Traditionally, a contracted medical provider primarily runs clinic operations on project sites—a reactive capability focused on early management of illness, emergency response, and some involvement in ongoing health planning and training—but medical providers can also be leveraged to proactively drive HSE initiatives.
Medical providers with adequate training and experience in health, safety, and environment (HSE) topics can play a key role in proactive HSE management. In-depth understanding of medical treatment, occupational injuries, OSHA regulations, and the relationship shared by patients and providers adds significantly to the effectiveness of HSE strategies, and can increase buy-in and compliance from employees.
HSE cross-trained medical providers can especially excel at assisting with these four health, safety, and environment functions:
1. Risk Assessment
Risk assessments are an essential element of every HSE strategy. While HSE advisors and managers are trained to spot hazards to employees, a medical provider can add insight into what specific injuries employees could sustain. Involving contracted medical providers in your process for risk assessments allows them to point out hazards that can lead to minor or major injuries, based on their experience.
When risks have been identified, medical providers can help devise solutions to reduce the chance of bodily harm to employees, and provide medical verification that these solutions significantly reduce risks.
2. Personal Protective Equipment (PPE) Selection
Personal protective equipment is the first line of defense between employees and hazards, and helps mitigate the risk of an employee getting injured. However, determining the best PPE to use for different hazards can be challenging.
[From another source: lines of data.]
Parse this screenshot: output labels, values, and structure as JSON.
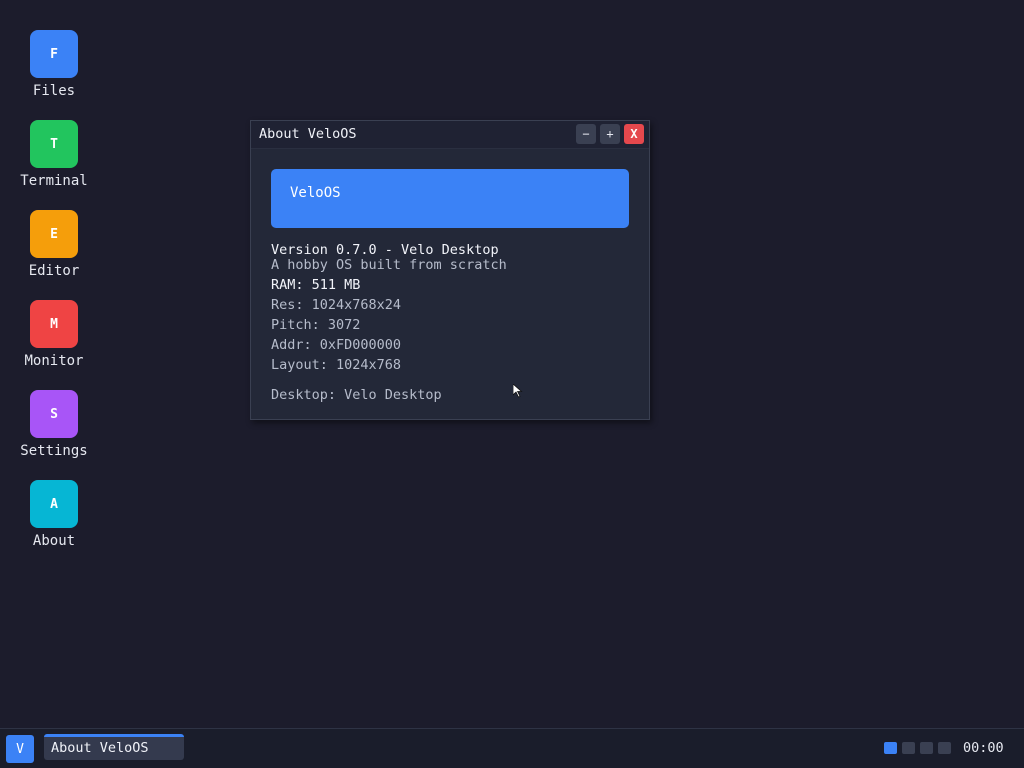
{
  "desktop_icons": [
    {
      "letter": "F",
      "label": "Files",
      "color": "#3b82f6"
    },
    {
      "letter": "T",
      "label": "Terminal",
      "color": "#22c55e"
    },
    {
      "letter": "E",
      "label": "Editor",
      "color": "#f59e0b"
    },
    {
      "letter": "M",
      "label": "Monitor",
      "color": "#ef4444"
    },
    {
      "letter": "S",
      "label": "Settings",
      "color": "#a855f7"
    },
    {
      "letter": "A",
      "label": "About",
      "color": "#06b6d4"
    }
  ],
  "window": {
    "title": "About VeloOS",
    "minimize_label": "−",
    "maximize_label": "+",
    "close_label": "X",
    "banner_text": "VeloOS",
    "version": "Version 0.7.0 - Velo Desktop",
    "tagline": "A hobby OS built from scratch",
    "ram": "RAM: 511 MB",
    "res": "Res: 1024x768x24",
    "pitch": "Pitch: 3072",
    "addr": "Addr: 0xFD000000",
    "layout": "Layout: 1024x768",
    "desktop": "Desktop: Velo Desktop"
  },
  "taskbar": {
    "start_label": "V",
    "task_label": "About VeloOS",
    "workspaces": [
      {
        "active": true
      },
      {
        "active": false
      },
      {
        "active": false
      },
      {
        "active": false
      }
    ],
    "clock": "00:00"
  },
  "colors": {
    "accent": "#3b82f6",
    "close": "#e5484d",
    "desktop_bg": "#1c1c2c"
  }
}
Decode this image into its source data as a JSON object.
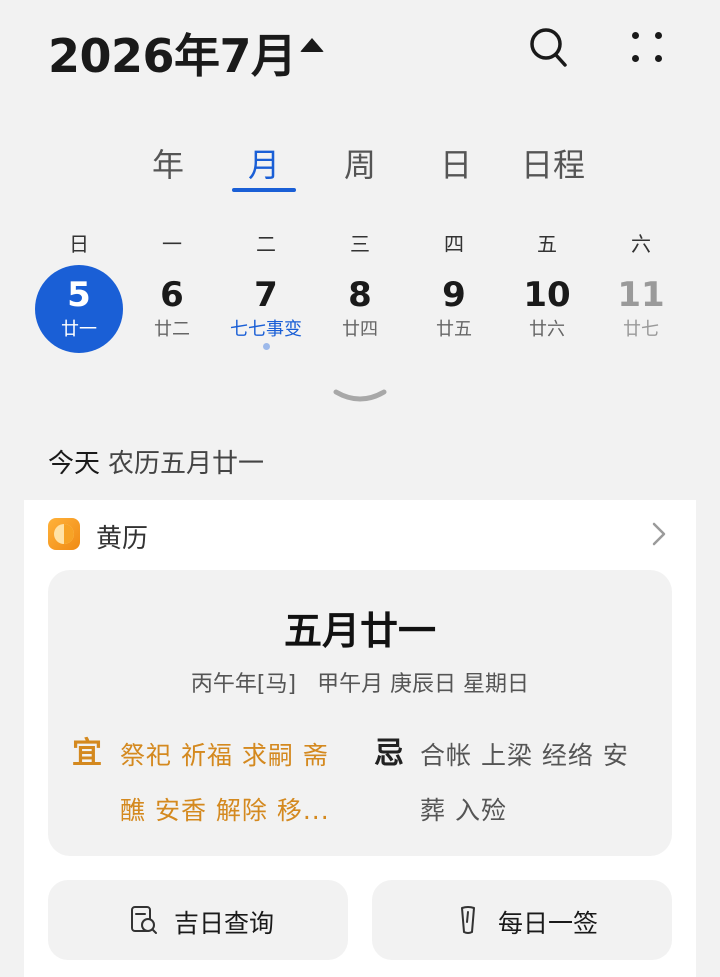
{
  "header": {
    "month_title": "2026年7月",
    "caret_icon": "caret-up-icon",
    "search_icon": "search-icon",
    "more_icon": "more-dots-icon"
  },
  "view_tabs": [
    "年",
    "月",
    "周",
    "日",
    "日程"
  ],
  "active_tab": "月",
  "week": {
    "weekdays": [
      "日",
      "一",
      "二",
      "三",
      "四",
      "五",
      "六"
    ],
    "days": [
      {
        "num": "5",
        "sub": "廿一",
        "selected": true
      },
      {
        "num": "6",
        "sub": "廿二"
      },
      {
        "num": "7",
        "sub": "七七事变",
        "holiday": true,
        "has_event": true
      },
      {
        "num": "8",
        "sub": "廿四"
      },
      {
        "num": "9",
        "sub": "廿五"
      },
      {
        "num": "10",
        "sub": "廿六"
      },
      {
        "num": "11",
        "sub": "廿七",
        "weekend": true
      }
    ]
  },
  "expand_icon": "chevron-down-icon",
  "today": {
    "label": "今天",
    "lunar": "农历五月廿一"
  },
  "almanac": {
    "title": "黄历",
    "lunar_date": "五月廿一",
    "ganzhi": "丙午年[马]   甲午月 庚辰日 星期日",
    "yi_label": "宜",
    "yi_lines": [
      "祭祀 祈福 求嗣 斋",
      "醮 安香 解除 移..."
    ],
    "ji_label": "忌",
    "ji_lines": [
      "合帐 上梁 经络 安",
      "葬 入殓"
    ],
    "buttons": [
      {
        "label": "吉日查询",
        "icon": "calendar-search-icon"
      },
      {
        "label": "每日一签",
        "icon": "fortune-stick-icon"
      }
    ],
    "colors": {
      "accent": "#1a5fd6",
      "yi": "#d4891f"
    }
  }
}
That’s where medical providers can be helpful.
Because HSE cross-trained medical providers often treat common workplace injuries, and are aware of their causes, they can be a wealth of knowledge when it comes to choosing appropriate PPEs for a given worksite. Taking into consideration what physical threats a hazard poses, as well as human physiology, medical providers can recommend PPEs with the best protection for the work at hand.
3. Emergency Response Planning
Emergency response planning can be a daunting task, with OSHA requiring plans that include how to report an emergency, evacuation procedures and assembly points, procedures to shut down project operations, rescue and medical duties for any workers assigned to perform them, and contact information for individuals with more information.
OSHA also recommends including contact information for emergency responders, arranging drills for responders and employees, and designating staff responsible to inventory and maintain emergency equipment and supplies. Medical providers can help gather emergency contact information, train staff on the proper procedures for getting medical help during an emergency, and maintain medical supplies necessary for an on-site accident.
Learn more about our Medical Emergency Response Planning services.
4. Incident Investigation
When an incident that results in death, physical injury, occupational disease, or even dangerous occurrences does occur on a worksite, an HSE investigation must follow. Injury and treatment information is a key part of every investigation, including: what injuries were sustained, how they were sustained, how they were treated, and how they recovered.
Medical providers are an essential resource for injury information, and providers that are HSE cross-trained know what kind of information is needed, and how it should be formatted. They’re one of the first points of contact after an employee gets injured, learning critical information about the injury and how it occurred. They also track and document treatment and the healing process, notating vital data for investigations.
There are many key considerations for implementing an HSE cross-trained medical provider program. The most important tool is a clear roadmap and calendar for implementation, complete with documented accountabilities.
At Remote Medical International, our medical staff work extensively with clients on the front end to define their roadmap and increase the effectiveness of company programs. After task ownership is clear, key performance indicators and reporting requirements are also documented, which allows both of us to assess effectiveness and make data-driven improvements. This process is critical because it generates buy-in from executives and management teams here and at the client’s company.
Areas with smaller populations constitute a relatively low risk operation where the medical provider can serve in a dual role as the primary HSE advisor onsite reporting to an HSE manager. In larger projects, this strategy can be implemented at satellite sites where there is not a requirement for full-time medical services. Here, an advanced provider is needed based on risk assessment results or hazard analysis. Either way, the medical care provider is a key extension to the HSE advisor or HSE manager.
While this model certainly doesn’t replace HSE management at a high level, it does work remarkably well for small to mid-size project sites or companies that are growing rapidly and contracting HSE managers for individual projects. Creating dual roles for medical care providers allows for more value at a lower expense than the alternative of hiring both individuals separately. This shared ownership in planning, policy, and measurement can increase the effectiveness of your HSE initiatives.